Stored records
···

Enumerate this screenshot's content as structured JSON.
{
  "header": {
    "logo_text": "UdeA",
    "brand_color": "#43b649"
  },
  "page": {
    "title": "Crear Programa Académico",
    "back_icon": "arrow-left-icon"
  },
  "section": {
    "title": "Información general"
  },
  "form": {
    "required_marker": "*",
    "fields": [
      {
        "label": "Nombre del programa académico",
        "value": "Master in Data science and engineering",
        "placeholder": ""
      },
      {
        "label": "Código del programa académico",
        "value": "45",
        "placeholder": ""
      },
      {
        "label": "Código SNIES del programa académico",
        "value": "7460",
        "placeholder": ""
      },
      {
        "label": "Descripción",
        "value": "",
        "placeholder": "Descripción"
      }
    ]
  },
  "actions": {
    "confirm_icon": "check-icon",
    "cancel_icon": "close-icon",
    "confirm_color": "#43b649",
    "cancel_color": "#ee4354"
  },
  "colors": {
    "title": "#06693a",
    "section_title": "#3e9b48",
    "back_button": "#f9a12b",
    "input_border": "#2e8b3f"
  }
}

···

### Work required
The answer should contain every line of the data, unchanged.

### Response to the task
Enumerate this screenshot's content as structured JSON.
{
  "header": {
    "logo_text": "UdeA",
    "brand_color": "#43b649"
  },
  "page": {
    "title": "Crear Programa Académico",
    "back_icon": "arrow-left-icon"
  },
  "section": {
    "title": "Información general"
  },
  "form": {
    "required_marker": "*",
    "fields": [
      {
        "label": "Nombre del programa académico",
        "value": "Master in Data science and engineering",
        "placeholder": ""
      },
      {
        "label": "Código del programa académico",
        "value": "45",
        "placeholder": ""
      },
      {
        "label": "Código SNIES del programa académico",
        "value": "7460",
        "placeholder": ""
      },
      {
        "label": "Descripción",
        "value": "",
        "placeholder": "Descripción"
      }
    ]
  },
  "actions": {
    "confirm_icon": "check-icon",
    "cancel_icon": "close-icon",
    "confirm_color": "#43b649",
    "cancel_color": "#ee4354"
  },
  "colors": {
    "title": "#06693a",
    "section_title": "#3e9b48",
    "back_button": "#f9a12b",
    "input_border": "#2e8b3f"
  }
}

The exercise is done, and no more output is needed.